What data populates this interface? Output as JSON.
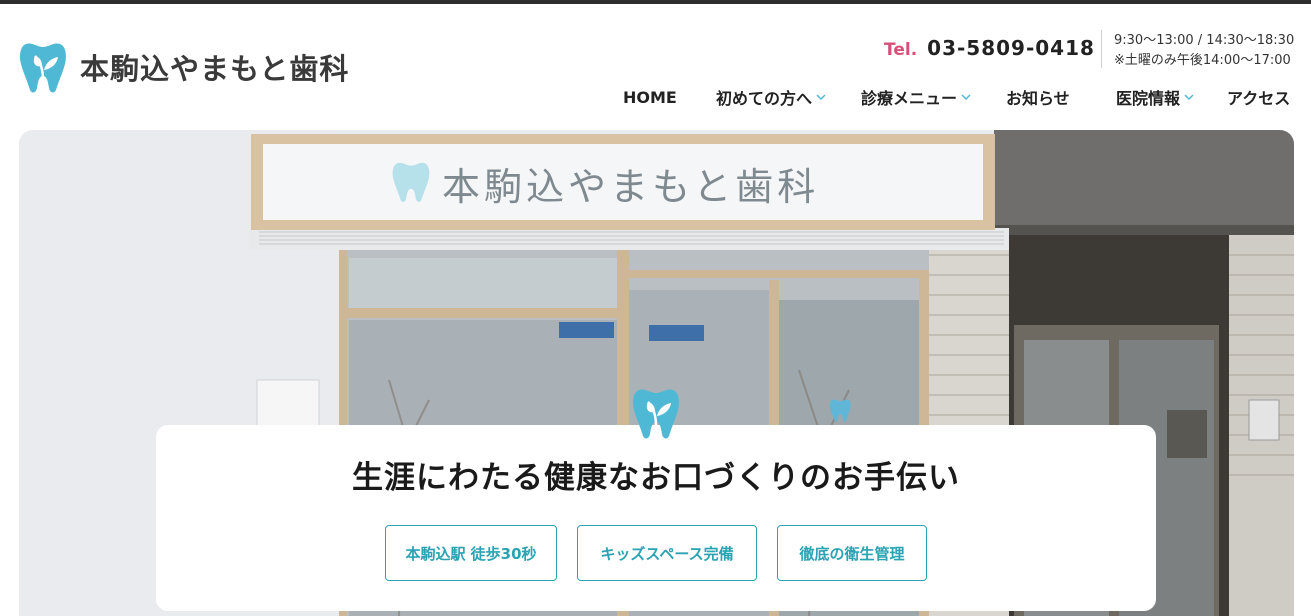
{
  "header": {
    "clinic_name": "本駒込やまもと歯科",
    "tel_label": "Tel.",
    "tel_number": "03-5809-0418",
    "hours_line1": "9:30～13:00 / 14:30～18:30",
    "hours_line2": "※土曜のみ午後14:00～17:00"
  },
  "nav": {
    "items": [
      {
        "label": "HOME",
        "has_dropdown": false
      },
      {
        "label": "初めての方へ",
        "has_dropdown": true
      },
      {
        "label": "診療メニュー",
        "has_dropdown": true
      },
      {
        "label": "お知らせ",
        "has_dropdown": false
      },
      {
        "label": "医院情報",
        "has_dropdown": true
      },
      {
        "label": "アクセス",
        "has_dropdown": false
      }
    ]
  },
  "hero": {
    "sign_text": "本駒込やまもと歯科",
    "tagline": "生涯にわたる健康なお口づくりのお手伝い",
    "features": [
      "本駒込駅 徒歩30秒",
      "キッズスペース完備",
      "徹底の衛生管理"
    ]
  },
  "colors": {
    "accent": "#2aa3b3",
    "tel_label": "#d94f7a",
    "logo_blue": "#4fb8d4"
  }
}
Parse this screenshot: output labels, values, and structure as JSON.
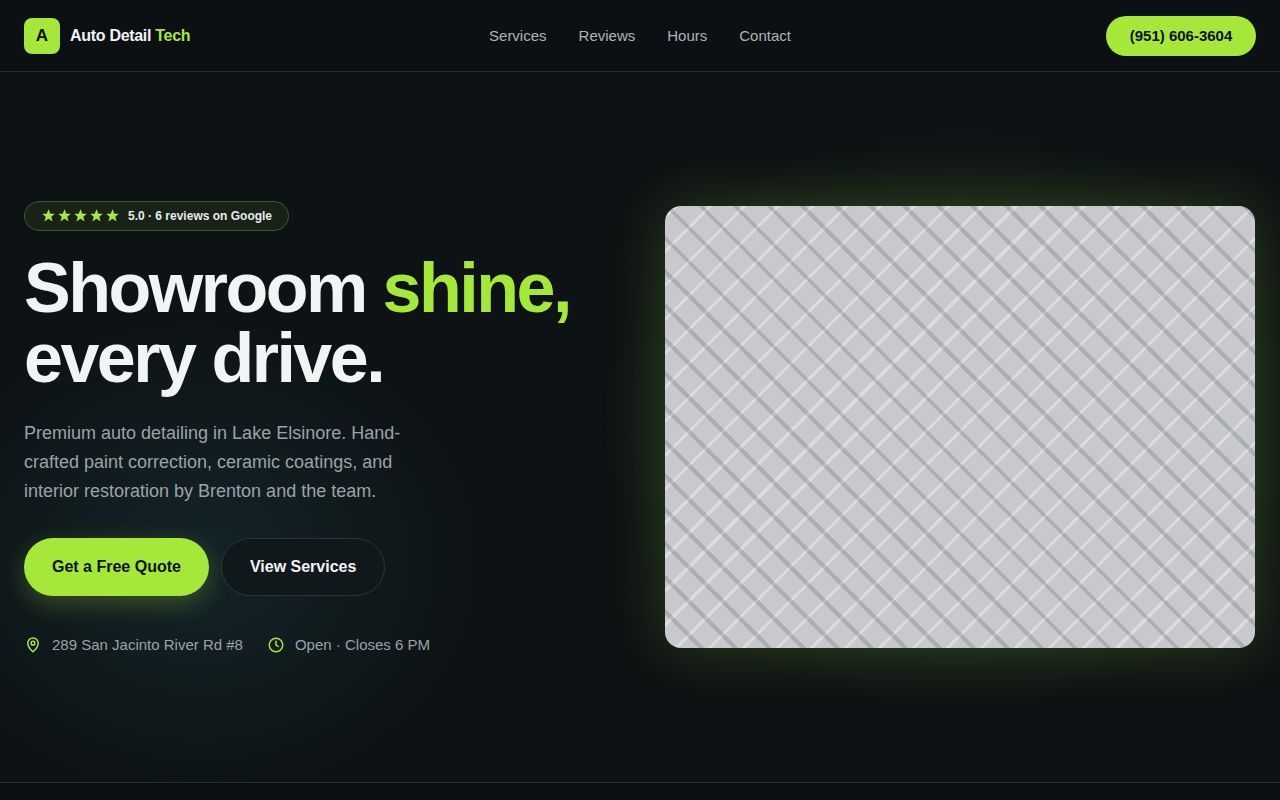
{
  "header": {
    "logo": {
      "mark": "A",
      "name": "Auto Detail",
      "accent": "Tech"
    },
    "nav": [
      "Services",
      "Reviews",
      "Hours",
      "Contact"
    ],
    "phone": "(951) 606-3604"
  },
  "hero": {
    "rating": {
      "stars": 5,
      "text": "5.0 · 6 reviews on Google"
    },
    "headline": {
      "line1": "Showroom",
      "accent": "shine,",
      "line2": "every drive."
    },
    "description": "Premium auto detailing in Lake Elsinore. Hand-crafted paint correction, ceramic coatings, and interior restoration by Brenton and the team.",
    "buttons": [
      {
        "label": "Get a Free Quote",
        "kind": "primary"
      },
      {
        "label": "View Services",
        "kind": "secondary"
      }
    ],
    "info": [
      {
        "kind": "location",
        "text": "289 San Jacinto River Rd #8"
      },
      {
        "kind": "hours",
        "text": "Open · Closes 6 PM"
      }
    ]
  }
}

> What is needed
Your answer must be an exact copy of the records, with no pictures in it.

> Output
What data populates this interface? Output as JSON.
{
  "header": {
    "clinic_name": "本駒込やまもと歯科",
    "tel_label": "Tel.",
    "tel_number": "03-5809-0418",
    "hours_line1": "9:30～13:00 / 14:30～18:30",
    "hours_line2": "※土曜のみ午後14:00～17:00"
  },
  "nav": {
    "items": [
      {
        "label": "HOME",
        "has_dropdown": false
      },
      {
        "label": "初めての方へ",
        "has_dropdown": true
      },
      {
        "label": "診療メニュー",
        "has_dropdown": true
      },
      {
        "label": "お知らせ",
        "has_dropdown": false
      },
      {
        "label": "医院情報",
        "has_dropdown": true
      },
      {
        "label": "アクセス",
        "has_dropdown": false
      }
    ]
  },
  "hero": {
    "sign_text": "本駒込やまもと歯科",
    "tagline": "生涯にわたる健康なお口づくりのお手伝い",
    "features": [
      "本駒込駅 徒歩30秒",
      "キッズスペース完備",
      "徹底の衛生管理"
    ]
  },
  "colors": {
    "accent": "#2aa3b3",
    "tel_label": "#d94f7a",
    "logo_blue": "#4fb8d4"
  }
}
Parse this screenshot: output labels, values, and structure as JSON.
{
  "header": {
    "logo": {
      "mark": "A",
      "name": "Auto Detail",
      "accent": "Tech"
    },
    "nav": [
      "Services",
      "Reviews",
      "Hours",
      "Contact"
    ],
    "phone": "(951) 606-3604"
  },
  "hero": {
    "rating": {
      "stars": 5,
      "text": "5.0 · 6 reviews on Google"
    },
    "headline": {
      "line1": "Showroom",
      "accent": "shine,",
      "line2": "every drive."
    },
    "description": "Premium auto detailing in Lake Elsinore. Hand-crafted paint correction, ceramic coatings, and interior restoration by Brenton and the team.",
    "buttons": [
      {
        "label": "Get a Free Quote",
        "kind": "primary"
      },
      {
        "label": "View Services",
        "kind": "secondary"
      }
    ],
    "info": [
      {
        "kind": "location",
        "text": "289 San Jacinto River Rd #8"
      },
      {
        "kind": "hours",
        "text": "Open · Closes 6 PM"
      }
    ]
  }
}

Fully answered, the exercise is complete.